## WHAT IS EXPECTED
Retyping the records exactly is the whole task.

## TASK INPUT
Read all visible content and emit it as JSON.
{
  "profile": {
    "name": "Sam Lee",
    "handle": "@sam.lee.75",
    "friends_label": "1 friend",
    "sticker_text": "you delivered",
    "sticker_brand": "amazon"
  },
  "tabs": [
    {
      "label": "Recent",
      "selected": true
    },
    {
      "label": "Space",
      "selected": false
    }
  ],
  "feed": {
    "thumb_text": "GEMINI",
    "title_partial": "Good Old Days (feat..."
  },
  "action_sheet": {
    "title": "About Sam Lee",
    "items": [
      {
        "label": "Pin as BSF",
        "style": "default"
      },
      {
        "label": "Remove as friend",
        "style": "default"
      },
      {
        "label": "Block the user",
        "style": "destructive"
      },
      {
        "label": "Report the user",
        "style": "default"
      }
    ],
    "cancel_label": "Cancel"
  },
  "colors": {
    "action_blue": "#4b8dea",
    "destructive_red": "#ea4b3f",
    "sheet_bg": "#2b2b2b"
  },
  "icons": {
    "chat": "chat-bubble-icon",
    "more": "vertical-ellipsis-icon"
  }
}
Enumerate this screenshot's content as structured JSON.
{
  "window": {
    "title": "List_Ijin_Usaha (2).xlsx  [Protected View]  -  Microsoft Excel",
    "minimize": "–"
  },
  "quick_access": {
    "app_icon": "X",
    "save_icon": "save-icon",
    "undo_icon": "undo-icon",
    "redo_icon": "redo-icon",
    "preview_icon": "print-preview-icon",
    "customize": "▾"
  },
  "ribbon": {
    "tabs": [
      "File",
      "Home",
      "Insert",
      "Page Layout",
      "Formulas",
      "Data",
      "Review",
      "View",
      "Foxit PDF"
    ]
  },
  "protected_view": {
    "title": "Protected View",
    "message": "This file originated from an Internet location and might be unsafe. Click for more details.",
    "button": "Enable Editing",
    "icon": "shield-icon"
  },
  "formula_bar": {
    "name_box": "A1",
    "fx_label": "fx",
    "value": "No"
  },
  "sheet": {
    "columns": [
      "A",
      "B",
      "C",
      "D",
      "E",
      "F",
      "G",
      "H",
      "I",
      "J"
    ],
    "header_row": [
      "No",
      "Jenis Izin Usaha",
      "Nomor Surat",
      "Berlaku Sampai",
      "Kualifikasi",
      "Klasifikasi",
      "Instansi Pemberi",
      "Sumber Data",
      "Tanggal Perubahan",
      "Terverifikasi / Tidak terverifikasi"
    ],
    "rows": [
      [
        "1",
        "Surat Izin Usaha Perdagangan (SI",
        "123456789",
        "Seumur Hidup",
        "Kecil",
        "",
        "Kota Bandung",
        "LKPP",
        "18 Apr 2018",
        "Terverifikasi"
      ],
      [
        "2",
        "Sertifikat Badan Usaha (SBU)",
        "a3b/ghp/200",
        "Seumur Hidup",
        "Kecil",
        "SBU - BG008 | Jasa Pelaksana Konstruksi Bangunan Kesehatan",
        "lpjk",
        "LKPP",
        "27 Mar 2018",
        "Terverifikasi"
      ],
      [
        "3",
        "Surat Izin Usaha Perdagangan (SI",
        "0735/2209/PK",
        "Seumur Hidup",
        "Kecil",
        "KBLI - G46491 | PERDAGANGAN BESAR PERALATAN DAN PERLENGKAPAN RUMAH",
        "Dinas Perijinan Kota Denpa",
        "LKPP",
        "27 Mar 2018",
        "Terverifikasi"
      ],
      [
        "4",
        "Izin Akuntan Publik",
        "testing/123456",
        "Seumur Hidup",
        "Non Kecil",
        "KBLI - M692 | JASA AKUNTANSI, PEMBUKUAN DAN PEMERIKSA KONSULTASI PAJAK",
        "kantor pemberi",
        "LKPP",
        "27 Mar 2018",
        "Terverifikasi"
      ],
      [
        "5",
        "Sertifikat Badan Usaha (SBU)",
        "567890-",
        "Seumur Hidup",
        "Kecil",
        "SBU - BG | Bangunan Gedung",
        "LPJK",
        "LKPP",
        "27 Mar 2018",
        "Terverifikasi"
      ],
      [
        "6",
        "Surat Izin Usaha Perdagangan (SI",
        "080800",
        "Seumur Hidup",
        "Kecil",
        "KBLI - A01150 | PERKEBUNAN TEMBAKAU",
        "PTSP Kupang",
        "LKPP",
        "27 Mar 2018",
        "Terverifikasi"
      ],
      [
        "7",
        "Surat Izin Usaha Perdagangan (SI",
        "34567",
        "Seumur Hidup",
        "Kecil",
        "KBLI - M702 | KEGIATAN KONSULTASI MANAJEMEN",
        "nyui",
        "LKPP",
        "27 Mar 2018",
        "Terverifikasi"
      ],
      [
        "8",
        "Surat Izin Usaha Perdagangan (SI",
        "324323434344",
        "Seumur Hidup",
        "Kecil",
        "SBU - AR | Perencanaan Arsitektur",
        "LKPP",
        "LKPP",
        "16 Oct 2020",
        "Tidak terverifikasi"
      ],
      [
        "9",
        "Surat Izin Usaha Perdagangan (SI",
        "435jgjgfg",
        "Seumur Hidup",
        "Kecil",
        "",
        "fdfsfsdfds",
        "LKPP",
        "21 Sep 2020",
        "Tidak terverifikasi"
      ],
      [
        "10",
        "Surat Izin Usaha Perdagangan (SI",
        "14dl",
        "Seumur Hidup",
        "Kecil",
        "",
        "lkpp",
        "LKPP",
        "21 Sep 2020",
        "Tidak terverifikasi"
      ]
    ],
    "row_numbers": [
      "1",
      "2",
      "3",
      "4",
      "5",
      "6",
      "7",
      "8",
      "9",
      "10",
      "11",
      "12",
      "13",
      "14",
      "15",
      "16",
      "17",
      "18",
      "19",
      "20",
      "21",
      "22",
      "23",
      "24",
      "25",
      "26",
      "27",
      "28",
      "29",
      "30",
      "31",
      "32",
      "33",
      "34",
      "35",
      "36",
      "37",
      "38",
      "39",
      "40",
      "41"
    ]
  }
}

## SOLUTION
Read all visible content and emit it as JSON.
{
  "profile": {
    "name": "Sam Lee",
    "handle": "@sam.lee.75",
    "friends_label": "1 friend",
    "sticker_text": "you delivered",
    "sticker_brand": "amazon"
  },
  "tabs": [
    {
      "label": "Recent",
      "selected": true
    },
    {
      "label": "Space",
      "selected": false
    }
  ],
  "feed": {
    "thumb_text": "GEMINI",
    "title_partial": "Good Old Days (feat..."
  },
  "action_sheet": {
    "title": "About Sam Lee",
    "items": [
      {
        "label": "Pin as BSF",
        "style": "default"
      },
      {
        "label": "Remove as friend",
        "style": "default"
      },
      {
        "label": "Block the user",
        "style": "destructive"
      },
      {
        "label": "Report the user",
        "style": "default"
      }
    ],
    "cancel_label": "Cancel"
  },
  "colors": {
    "action_blue": "#4b8dea",
    "destructive_red": "#ea4b3f",
    "sheet_bg": "#2b2b2b"
  },
  "icons": {
    "chat": "chat-bubble-icon",
    "more": "vertical-ellipsis-icon"
  }
}
Enumerate this screenshot's content as structured JSON.
{
  "window": {
    "title": "List_Ijin_Usaha (2).xlsx  [Protected View]  -  Microsoft Excel",
    "minimize": "–"
  },
  "quick_access": {
    "app_icon": "X",
    "save_icon": "save-icon",
    "undo_icon": "undo-icon",
    "redo_icon": "redo-icon",
    "preview_icon": "print-preview-icon",
    "customize": "▾"
  },
  "ribbon": {
    "tabs": [
      "File",
      "Home",
      "Insert",
      "Page Layout",
      "Formulas",
      "Data",
      "Review",
      "View",
      "Foxit PDF"
    ]
  },
  "protected_view": {
    "title": "Protected View",
    "message": "This file originated from an Internet location and might be unsafe. Click for more details.",
    "button": "Enable Editing",
    "icon": "shield-icon"
  },
  "formula_bar": {
    "name_box": "A1",
    "fx_label": "fx",
    "value": "No"
  },
  "sheet": {
    "columns": [
      "A",
      "B",
      "C",
      "D",
      "E",
      "F",
      "G",
      "H",
      "I",
      "J"
    ],
    "header_row": [
      "No",
      "Jenis Izin Usaha",
      "Nomor Surat",
      "Berlaku Sampai",
      "Kualifikasi",
      "Klasifikasi",
      "Instansi Pemberi",
      "Sumber Data",
      "Tanggal Perubahan",
      "Terverifikasi / Tidak terverifikasi"
    ],
    "rows": [
      [
        "1",
        "Surat Izin Usaha Perdagangan (SI",
        "123456789",
        "Seumur Hidup",
        "Kecil",
        "",
        "Kota Bandung",
        "LKPP",
        "18 Apr 2018",
        "Terverifikasi"
      ],
      [
        "2",
        "Sertifikat Badan Usaha (SBU)",
        "a3b/ghp/200",
        "Seumur Hidup",
        "Kecil",
        "SBU - BG008 | Jasa Pelaksana Konstruksi Bangunan Kesehatan",
        "lpjk",
        "LKPP",
        "27 Mar 2018",
        "Terverifikasi"
      ],
      [
        "3",
        "Surat Izin Usaha Perdagangan (SI",
        "0735/2209/PK",
        "Seumur Hidup",
        "Kecil",
        "KBLI - G46491 | PERDAGANGAN BESAR PERALATAN DAN PERLENGKAPAN RUMAH",
        "Dinas Perijinan Kota Denpa",
        "LKPP",
        "27 Mar 2018",
        "Terverifikasi"
      ],
      [
        "4",
        "Izin Akuntan Publik",
        "testing/123456",
        "Seumur Hidup",
        "Non Kecil",
        "KBLI - M692 | JASA AKUNTANSI, PEMBUKUAN DAN PEMERIKSA KONSULTASI PAJAK",
        "kantor pemberi",
        "LKPP",
        "27 Mar 2018",
        "Terverifikasi"
      ],
      [
        "5",
        "Sertifikat Badan Usaha (SBU)",
        "567890-",
        "Seumur Hidup",
        "Kecil",
        "SBU - BG | Bangunan Gedung",
        "LPJK",
        "LKPP",
        "27 Mar 2018",
        "Terverifikasi"
      ],
      [
        "6",
        "Surat Izin Usaha Perdagangan (SI",
        "080800",
        "Seumur Hidup",
        "Kecil",
        "KBLI - A01150 | PERKEBUNAN TEMBAKAU",
        "PTSP Kupang",
        "LKPP",
        "27 Mar 2018",
        "Terverifikasi"
      ],
      [
        "7",
        "Surat Izin Usaha Perdagangan (SI",
        "34567",
        "Seumur Hidup",
        "Kecil",
        "KBLI - M702 | KEGIATAN KONSULTASI MANAJEMEN",
        "nyui",
        "LKPP",
        "27 Mar 2018",
        "Terverifikasi"
      ],
      [
        "8",
        "Surat Izin Usaha Perdagangan (SI",
        "324323434344",
        "Seumur Hidup",
        "Kecil",
        "SBU - AR | Perencanaan Arsitektur",
        "LKPP",
        "LKPP",
        "16 Oct 2020",
        "Tidak terverifikasi"
      ],
      [
        "9",
        "Surat Izin Usaha Perdagangan (SI",
        "435jgjgfg",
        "Seumur Hidup",
        "Kecil",
        "",
        "fdfsfsdfds",
        "LKPP",
        "21 Sep 2020",
        "Tidak terverifikasi"
      ],
      [
        "10",
        "Surat Izin Usaha Perdagangan (SI",
        "14dl",
        "Seumur Hidup",
        "Kecil",
        "",
        "lkpp",
        "LKPP",
        "21 Sep 2020",
        "Tidak terverifikasi"
      ]
    ],
    "row_numbers": [
      "1",
      "2",
      "3",
      "4",
      "5",
      "6",
      "7",
      "8",
      "9",
      "10",
      "11",
      "12",
      "13",
      "14",
      "15",
      "16",
      "17",
      "18",
      "19",
      "20",
      "21",
      "22",
      "23",
      "24",
      "25",
      "26",
      "27",
      "28",
      "29",
      "30",
      "31",
      "32",
      "33",
      "34",
      "35",
      "36",
      "37",
      "38",
      "39",
      "40",
      "41"
    ]
  }
}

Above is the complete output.